- BattleTech: The Crescent Hawk's Inception had you salvaging weapons and armour (as well as credits) from vanquished foes, and in the case of defeated mechas, you sometimes had the choice of taking the entire unit, if you had someone who could actually pilot one and wasn't already using such a unit. This was almost always a bad idea, since any unit that you defeated was invariably damaged in either the engine, gyros or sensors, none of which could be fixed by any mechanic in the game.
- Star Control II justified getting money from combat by explaining that the resulting wrecks of enemy ships could be salvaged for raw materials. It also allowed ships and flagship parts to be removed at your starbase (even things like fuel and crew) for a full refund.
- Likewise, in the original MechWarrior game, one of the things that determined your salary from any given mission was dependent upon what percentage of the wreckage you wanted to claim for yourselves. The first BattleTech game was similar, with wrecked mechs granting crucial materials for repairing your own, and otherwise giving parts to be sold (which translated into instantaneous money)
- In Stars! turn-based strategy game, destroyed ships leave behind part of their component minerals that can be salvaged. Ships can also be salvaged at planets to recover not only minerals, but also recover some of the ship's production cost that is put into what the planet is currently building, probably representing salvaging usable parts.
- In the fourth edition of Dungeons & Dragons unwanted magic items can be disenchanted through a particular ritual.
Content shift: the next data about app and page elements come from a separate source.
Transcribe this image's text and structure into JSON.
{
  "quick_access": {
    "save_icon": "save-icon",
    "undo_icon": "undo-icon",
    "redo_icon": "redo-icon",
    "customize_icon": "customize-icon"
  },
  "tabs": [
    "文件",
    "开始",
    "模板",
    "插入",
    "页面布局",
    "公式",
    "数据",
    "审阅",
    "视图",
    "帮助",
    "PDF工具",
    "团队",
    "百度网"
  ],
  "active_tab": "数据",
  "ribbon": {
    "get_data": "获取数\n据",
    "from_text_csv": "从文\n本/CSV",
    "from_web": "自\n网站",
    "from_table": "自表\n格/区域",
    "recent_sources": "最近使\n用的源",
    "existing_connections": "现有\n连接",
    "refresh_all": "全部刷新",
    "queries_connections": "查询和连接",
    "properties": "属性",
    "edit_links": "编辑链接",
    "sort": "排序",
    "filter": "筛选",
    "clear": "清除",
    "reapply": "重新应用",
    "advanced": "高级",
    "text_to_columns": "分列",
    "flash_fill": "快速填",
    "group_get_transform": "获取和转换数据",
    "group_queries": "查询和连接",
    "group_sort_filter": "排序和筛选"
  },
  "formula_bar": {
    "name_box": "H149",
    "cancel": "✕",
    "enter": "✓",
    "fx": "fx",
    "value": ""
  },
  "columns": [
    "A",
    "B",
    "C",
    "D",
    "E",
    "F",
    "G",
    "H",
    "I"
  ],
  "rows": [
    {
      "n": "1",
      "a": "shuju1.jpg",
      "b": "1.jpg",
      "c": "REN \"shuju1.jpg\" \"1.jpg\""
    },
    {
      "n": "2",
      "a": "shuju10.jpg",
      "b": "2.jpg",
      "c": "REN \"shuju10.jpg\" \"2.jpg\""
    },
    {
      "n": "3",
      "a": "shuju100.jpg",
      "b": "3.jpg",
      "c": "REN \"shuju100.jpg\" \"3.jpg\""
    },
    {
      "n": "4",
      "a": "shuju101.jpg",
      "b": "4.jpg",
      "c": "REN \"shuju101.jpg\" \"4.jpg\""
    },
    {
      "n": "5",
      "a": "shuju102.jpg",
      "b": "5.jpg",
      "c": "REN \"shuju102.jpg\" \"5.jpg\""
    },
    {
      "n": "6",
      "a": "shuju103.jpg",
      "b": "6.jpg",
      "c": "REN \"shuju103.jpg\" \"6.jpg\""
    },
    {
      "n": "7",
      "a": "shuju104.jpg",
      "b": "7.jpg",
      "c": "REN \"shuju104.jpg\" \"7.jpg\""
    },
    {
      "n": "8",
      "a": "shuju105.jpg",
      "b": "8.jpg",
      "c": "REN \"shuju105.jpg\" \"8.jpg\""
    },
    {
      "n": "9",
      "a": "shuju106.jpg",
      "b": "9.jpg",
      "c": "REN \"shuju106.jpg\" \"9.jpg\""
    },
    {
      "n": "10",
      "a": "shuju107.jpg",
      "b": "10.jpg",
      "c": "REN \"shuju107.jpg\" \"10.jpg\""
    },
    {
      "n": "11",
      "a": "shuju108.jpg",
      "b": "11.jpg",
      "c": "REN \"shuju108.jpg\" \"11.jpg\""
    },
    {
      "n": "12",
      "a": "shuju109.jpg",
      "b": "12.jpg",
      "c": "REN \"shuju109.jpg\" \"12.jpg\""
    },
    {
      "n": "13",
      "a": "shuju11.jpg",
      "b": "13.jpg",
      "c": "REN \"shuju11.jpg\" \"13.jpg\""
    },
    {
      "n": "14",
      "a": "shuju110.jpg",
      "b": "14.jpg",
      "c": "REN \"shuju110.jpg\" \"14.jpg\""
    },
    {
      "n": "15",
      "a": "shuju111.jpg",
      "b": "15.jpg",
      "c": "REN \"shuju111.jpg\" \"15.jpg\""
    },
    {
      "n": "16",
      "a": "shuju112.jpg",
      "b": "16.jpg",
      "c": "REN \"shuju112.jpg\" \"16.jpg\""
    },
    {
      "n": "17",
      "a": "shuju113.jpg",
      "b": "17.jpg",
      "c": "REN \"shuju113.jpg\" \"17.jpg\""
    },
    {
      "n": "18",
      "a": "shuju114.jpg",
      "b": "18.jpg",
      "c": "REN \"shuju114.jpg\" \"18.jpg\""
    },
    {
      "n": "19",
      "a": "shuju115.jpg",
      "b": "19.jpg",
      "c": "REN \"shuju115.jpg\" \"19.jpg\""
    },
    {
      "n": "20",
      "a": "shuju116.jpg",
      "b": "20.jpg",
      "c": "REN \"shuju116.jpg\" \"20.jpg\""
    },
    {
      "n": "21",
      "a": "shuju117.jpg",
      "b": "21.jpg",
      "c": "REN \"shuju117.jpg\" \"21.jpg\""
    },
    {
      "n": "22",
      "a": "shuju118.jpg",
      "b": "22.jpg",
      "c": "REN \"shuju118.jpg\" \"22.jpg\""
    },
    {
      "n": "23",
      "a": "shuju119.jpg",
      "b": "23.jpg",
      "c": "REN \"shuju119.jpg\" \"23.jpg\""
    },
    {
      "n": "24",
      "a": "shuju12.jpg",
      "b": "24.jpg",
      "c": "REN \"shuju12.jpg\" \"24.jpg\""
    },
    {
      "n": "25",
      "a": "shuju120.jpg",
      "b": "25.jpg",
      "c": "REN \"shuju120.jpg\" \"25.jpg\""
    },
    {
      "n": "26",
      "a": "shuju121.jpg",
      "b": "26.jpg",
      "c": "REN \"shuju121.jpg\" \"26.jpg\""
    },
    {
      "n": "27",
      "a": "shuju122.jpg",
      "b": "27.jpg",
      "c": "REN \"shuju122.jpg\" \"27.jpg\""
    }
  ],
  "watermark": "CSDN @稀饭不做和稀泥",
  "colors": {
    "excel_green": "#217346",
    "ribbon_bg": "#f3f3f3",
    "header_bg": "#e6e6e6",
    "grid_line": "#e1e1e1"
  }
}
This leaves behind a silvery powder called residuum, which can be used to make new magic items. However, the process returns only a fifth of the value of the original item (Worth noting that: (1) This is typical value you get from selling the item to a vendor and (2) this can be changed at the DM's discretion).
- Played straight in the BattleTech core rules, which concern themselves solely with resolving one scenario at a time, but averted in campaign play, where repairs and battlefield salvage tend to play a major part in keeping a player's force functional. (This reflects the same common practices in-universe.)